SINGAPORE (Reuters) - Hong Kong airline Cathay Pacific Airways Ltd (0293.HK) will defer deliveries of five Airbus SE (AIR.PA) widebody aircraft by a year and switch six others to a smaller model as it finalised an order for 32 narrowbody aircraft, it said on Wednesday.
The carrier has been slashing costs and adjusting its route network after reporting on Aug. 16 its biggest first-half loss in at least two decades amid stiff competition from rivals.
It announced a non-binding deal to buy 32 Airbus A321neo aircraft valued at $4.064 billion at list prices on Aug. 21. That purchase was finalised on Wednesday, according to a stock exchange announcement.

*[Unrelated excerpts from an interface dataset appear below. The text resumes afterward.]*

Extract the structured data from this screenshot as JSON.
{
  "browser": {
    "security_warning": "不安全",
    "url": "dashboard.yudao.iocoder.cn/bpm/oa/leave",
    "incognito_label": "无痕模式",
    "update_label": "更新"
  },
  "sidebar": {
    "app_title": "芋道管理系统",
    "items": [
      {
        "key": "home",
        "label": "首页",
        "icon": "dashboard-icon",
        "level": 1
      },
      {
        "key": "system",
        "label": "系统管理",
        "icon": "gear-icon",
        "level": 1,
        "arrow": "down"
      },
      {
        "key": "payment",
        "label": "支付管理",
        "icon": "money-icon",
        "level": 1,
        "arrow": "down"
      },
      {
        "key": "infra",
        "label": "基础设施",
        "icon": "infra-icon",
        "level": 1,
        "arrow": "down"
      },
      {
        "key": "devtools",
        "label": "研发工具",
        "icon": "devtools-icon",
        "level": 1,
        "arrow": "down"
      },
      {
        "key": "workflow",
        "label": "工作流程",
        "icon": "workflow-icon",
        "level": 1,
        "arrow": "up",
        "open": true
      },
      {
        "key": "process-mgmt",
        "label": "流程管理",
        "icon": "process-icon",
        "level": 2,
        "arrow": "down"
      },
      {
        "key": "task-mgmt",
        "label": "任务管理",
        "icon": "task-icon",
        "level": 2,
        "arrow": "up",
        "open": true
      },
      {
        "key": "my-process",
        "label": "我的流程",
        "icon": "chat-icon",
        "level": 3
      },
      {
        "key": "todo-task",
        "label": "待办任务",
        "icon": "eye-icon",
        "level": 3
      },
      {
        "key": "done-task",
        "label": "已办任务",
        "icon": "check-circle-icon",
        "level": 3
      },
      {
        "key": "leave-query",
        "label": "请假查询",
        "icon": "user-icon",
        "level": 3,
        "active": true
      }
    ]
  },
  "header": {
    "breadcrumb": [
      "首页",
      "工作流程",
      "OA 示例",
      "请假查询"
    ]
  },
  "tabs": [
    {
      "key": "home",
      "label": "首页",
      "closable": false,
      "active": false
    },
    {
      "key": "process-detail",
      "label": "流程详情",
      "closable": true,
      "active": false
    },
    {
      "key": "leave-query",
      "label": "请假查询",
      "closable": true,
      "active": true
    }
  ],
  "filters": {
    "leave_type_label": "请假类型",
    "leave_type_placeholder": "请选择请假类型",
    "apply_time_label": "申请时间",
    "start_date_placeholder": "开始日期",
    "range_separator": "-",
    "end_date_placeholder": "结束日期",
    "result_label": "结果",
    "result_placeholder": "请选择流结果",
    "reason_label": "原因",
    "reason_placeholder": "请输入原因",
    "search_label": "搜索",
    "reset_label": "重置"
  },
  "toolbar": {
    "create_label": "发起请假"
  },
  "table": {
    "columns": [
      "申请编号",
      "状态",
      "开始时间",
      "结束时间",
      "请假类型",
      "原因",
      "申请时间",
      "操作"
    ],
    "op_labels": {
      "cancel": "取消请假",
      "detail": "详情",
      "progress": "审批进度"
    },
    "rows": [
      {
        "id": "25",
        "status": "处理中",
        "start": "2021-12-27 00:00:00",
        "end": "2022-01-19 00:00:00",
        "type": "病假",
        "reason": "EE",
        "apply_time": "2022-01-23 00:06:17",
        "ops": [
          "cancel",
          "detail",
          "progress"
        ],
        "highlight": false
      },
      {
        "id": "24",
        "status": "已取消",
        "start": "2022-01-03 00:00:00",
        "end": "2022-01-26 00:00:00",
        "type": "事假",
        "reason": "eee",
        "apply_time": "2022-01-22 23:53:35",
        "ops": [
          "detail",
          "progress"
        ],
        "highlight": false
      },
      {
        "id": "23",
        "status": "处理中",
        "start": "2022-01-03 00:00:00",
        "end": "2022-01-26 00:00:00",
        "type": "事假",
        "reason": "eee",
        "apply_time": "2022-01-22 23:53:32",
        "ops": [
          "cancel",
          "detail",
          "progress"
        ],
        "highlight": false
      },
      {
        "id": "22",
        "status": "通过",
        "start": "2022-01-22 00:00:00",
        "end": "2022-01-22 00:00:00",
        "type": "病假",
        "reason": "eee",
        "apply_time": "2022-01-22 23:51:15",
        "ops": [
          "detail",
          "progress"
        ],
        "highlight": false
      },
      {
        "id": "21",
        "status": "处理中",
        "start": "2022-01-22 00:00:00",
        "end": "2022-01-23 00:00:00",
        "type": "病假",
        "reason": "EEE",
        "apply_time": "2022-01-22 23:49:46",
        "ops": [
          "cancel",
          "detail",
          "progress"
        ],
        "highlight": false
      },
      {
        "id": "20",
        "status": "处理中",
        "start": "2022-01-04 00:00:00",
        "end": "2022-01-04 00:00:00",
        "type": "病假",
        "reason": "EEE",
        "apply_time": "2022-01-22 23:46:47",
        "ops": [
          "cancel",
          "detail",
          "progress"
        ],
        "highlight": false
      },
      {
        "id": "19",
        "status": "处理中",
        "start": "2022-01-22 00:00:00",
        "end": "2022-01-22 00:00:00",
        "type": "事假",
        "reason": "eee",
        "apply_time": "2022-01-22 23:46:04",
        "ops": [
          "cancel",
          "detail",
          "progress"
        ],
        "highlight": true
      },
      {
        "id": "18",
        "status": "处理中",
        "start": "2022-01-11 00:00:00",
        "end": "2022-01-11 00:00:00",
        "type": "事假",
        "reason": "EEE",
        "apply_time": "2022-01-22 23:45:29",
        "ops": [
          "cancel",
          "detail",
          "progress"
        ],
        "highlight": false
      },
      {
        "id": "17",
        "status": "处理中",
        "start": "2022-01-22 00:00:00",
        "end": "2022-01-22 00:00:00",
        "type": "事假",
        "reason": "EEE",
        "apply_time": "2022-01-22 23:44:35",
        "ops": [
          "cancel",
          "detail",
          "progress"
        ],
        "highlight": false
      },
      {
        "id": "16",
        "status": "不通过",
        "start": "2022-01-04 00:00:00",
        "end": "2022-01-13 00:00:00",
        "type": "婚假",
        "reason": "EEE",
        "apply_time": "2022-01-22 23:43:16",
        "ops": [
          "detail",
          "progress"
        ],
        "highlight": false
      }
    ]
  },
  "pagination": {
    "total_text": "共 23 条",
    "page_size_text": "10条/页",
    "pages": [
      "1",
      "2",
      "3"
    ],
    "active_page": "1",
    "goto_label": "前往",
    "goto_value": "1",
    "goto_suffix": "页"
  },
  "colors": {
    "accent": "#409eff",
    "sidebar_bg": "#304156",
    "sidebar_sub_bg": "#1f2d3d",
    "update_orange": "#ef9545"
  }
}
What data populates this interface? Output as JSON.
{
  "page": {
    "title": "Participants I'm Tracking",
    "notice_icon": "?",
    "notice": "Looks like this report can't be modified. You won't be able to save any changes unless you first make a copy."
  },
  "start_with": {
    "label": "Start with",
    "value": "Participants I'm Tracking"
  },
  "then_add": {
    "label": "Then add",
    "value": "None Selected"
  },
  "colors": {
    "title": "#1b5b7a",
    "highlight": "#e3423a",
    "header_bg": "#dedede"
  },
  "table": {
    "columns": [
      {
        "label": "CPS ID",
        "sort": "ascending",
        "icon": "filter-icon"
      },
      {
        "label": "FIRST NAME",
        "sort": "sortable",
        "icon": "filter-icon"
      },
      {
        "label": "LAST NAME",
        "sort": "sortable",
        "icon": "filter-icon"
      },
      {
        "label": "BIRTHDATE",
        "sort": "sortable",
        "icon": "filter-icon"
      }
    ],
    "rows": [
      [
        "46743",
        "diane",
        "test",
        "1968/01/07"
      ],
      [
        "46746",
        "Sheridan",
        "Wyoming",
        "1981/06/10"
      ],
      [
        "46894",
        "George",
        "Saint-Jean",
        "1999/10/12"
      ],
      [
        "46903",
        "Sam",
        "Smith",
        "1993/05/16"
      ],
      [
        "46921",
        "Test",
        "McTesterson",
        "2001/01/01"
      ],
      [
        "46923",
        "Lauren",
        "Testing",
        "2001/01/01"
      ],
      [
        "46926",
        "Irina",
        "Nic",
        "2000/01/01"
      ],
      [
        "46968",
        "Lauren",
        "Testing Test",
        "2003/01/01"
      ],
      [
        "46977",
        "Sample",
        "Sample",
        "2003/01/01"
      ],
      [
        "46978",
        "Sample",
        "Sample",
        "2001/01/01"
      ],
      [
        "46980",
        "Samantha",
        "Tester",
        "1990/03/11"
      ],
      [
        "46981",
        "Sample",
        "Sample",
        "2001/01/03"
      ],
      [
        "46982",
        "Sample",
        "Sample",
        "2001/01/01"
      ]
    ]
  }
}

Cathay also said on Wednesday it would switch six orders for A350-1000s to the smaller A350-900 model, saving $288 million based on list prices. The A350-900s will be delivered in 2019 and 2020, the airline said.
Cathay added it would defer the delivery of six A350-1000 aircraft to 2021 from 2020.
“We evaluate and adjust our fleet plan on an ongoing basis in accordance with the airlines’ latest network growth needs,” a Cathay spokesman said. “The A350-900 is an efficient aircraft for launching new routes and operating secondary frequencies, which better matches our expansion plan for the next couple of years.”
An Airbus spokesman confirmed the A321neo orders and the changes to the A350 order, and said the total number of A350s ordered by Cathay remained unchanged at 46. Cathay has also leased two A350-900s from AerCap Holdings NV (AER.N).
Airlines typically receive discounts on the list prices from the manufacturers. Cathay said it had received unspecified price concessions as part of the deal.
The airline announced on Aug. 31 it would fly from its Hong Kong hub to three new European destinations - Brussels, Copenhagen and Dublin - using A350-900 aircraft from next summer. It has cancelled flights to Düsseldorf, Germany as part of the network changes.
The A321neos, to be delivered between 2020 and 2023, will be operated mainly by short-haul arm Cathay Dragon on routes to mainland China and elsewhere within Asia, the airline said last month.
Reporting by Jamie Freed; editing by Susan Thomas